EXERCISE PROMPT: Pick every line from the data that holds the word "Fahre".

(Records from a data collection)
---

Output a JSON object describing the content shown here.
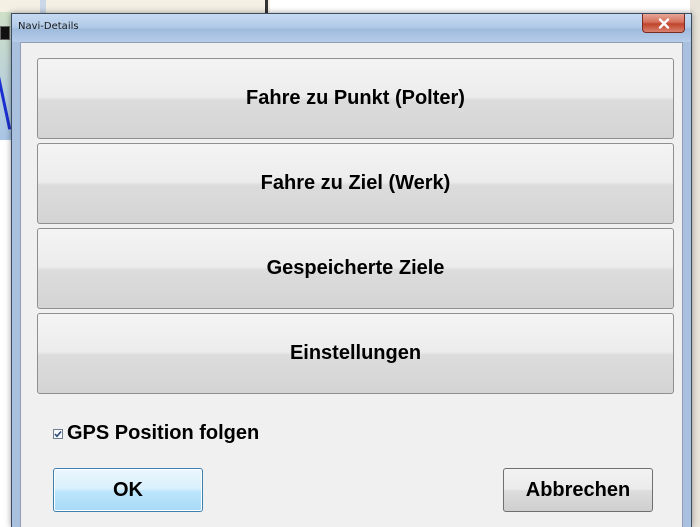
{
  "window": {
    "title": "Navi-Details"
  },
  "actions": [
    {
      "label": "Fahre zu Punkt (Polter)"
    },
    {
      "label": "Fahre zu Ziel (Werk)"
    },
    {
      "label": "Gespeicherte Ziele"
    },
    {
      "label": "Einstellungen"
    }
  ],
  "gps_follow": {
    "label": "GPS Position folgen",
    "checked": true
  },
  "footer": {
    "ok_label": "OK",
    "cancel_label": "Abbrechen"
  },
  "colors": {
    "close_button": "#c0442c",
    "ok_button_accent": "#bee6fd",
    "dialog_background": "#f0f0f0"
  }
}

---

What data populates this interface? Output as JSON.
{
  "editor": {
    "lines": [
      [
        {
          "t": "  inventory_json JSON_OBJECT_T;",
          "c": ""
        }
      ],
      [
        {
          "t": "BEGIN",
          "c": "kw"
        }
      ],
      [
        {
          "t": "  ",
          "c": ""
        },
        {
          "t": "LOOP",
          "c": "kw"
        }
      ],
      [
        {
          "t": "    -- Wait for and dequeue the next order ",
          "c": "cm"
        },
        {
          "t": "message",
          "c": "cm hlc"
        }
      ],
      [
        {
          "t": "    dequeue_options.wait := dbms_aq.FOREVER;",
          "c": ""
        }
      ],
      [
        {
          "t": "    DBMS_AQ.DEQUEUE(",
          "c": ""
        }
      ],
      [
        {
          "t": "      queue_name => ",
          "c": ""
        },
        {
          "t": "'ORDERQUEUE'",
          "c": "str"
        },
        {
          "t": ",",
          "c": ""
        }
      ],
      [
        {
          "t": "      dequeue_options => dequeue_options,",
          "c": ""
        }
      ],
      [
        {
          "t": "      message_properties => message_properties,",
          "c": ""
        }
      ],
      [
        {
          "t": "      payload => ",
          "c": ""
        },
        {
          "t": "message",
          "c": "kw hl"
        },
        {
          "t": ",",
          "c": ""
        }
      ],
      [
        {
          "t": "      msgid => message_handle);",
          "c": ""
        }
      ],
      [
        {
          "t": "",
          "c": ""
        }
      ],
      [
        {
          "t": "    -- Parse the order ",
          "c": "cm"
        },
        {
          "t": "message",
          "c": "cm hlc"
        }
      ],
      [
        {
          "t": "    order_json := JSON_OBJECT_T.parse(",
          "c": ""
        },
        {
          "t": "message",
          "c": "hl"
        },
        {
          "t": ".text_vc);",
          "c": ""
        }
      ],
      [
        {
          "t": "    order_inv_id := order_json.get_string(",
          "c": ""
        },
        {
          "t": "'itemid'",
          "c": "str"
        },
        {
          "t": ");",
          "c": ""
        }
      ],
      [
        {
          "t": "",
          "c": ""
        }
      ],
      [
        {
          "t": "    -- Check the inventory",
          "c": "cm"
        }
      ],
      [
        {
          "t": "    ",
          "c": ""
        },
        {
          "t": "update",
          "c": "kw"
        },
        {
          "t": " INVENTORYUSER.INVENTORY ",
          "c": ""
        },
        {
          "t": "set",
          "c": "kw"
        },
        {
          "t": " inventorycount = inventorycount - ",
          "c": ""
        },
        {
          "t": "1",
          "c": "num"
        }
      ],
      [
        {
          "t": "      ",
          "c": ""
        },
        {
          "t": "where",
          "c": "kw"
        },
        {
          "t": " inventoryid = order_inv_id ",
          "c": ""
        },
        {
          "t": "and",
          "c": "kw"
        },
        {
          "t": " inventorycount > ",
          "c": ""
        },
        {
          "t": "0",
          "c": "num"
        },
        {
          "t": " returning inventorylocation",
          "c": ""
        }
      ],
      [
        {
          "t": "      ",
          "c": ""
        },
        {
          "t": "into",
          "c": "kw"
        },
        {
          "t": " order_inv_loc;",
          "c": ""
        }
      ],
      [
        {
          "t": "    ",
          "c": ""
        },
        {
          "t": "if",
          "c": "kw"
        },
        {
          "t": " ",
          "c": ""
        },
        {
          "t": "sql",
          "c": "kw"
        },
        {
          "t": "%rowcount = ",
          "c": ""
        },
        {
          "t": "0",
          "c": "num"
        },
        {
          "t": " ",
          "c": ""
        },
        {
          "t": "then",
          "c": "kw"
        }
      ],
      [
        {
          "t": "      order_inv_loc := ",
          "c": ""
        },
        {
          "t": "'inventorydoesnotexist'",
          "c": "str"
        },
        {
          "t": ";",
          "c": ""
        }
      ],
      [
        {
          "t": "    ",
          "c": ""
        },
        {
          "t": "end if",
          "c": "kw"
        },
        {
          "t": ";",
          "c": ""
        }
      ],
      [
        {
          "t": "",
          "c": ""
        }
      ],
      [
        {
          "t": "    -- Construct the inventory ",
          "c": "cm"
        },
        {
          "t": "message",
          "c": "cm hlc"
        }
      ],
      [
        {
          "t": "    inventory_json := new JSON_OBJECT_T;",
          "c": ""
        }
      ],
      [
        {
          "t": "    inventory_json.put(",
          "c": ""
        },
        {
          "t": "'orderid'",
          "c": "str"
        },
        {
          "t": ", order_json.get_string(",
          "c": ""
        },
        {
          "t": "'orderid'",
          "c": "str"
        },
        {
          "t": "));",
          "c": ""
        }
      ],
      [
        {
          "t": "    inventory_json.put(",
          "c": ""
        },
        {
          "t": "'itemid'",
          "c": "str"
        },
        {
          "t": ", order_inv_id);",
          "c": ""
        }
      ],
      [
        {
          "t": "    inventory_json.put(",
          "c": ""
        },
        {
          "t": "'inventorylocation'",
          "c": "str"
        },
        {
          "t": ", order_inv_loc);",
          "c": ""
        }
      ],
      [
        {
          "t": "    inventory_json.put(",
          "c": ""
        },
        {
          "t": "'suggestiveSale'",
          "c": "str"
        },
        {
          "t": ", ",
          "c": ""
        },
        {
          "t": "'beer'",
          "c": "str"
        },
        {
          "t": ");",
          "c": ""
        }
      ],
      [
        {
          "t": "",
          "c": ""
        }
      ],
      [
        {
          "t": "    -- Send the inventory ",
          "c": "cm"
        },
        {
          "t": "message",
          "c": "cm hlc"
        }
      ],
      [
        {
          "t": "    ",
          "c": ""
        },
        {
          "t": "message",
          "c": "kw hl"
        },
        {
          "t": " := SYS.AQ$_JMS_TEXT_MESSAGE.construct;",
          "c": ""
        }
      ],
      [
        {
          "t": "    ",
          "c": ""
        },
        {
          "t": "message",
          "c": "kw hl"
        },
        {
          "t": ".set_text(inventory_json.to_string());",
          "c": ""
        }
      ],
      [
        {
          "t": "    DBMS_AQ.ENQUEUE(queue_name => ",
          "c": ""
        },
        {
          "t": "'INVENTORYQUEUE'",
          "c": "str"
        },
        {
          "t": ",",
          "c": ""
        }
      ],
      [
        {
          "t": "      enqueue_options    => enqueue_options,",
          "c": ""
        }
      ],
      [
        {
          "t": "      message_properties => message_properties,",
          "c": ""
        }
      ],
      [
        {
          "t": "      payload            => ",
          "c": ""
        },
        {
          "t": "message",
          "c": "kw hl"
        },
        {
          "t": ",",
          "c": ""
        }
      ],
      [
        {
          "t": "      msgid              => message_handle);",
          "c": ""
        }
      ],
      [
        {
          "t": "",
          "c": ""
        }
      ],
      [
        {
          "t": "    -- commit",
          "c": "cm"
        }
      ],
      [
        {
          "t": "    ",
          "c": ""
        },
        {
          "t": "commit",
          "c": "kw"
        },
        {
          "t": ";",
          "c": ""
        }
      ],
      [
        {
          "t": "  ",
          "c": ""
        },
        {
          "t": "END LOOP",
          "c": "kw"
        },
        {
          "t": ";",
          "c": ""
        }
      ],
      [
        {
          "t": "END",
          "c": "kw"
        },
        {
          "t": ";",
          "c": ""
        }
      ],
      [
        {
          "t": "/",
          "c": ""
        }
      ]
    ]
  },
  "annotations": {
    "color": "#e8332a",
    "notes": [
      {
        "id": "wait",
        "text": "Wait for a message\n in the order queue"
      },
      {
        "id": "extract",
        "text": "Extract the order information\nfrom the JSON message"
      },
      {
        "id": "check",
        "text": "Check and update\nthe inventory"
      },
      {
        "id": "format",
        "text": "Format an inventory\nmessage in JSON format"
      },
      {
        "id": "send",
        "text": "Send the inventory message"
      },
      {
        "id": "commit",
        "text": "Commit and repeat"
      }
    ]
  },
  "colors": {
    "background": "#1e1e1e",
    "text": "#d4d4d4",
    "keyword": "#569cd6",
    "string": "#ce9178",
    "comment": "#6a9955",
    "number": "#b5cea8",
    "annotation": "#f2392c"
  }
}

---

RESULT:
      "label": "Fahre zu Punkt (Polter)"
      "label": "Fahre zu Ziel (Werk)"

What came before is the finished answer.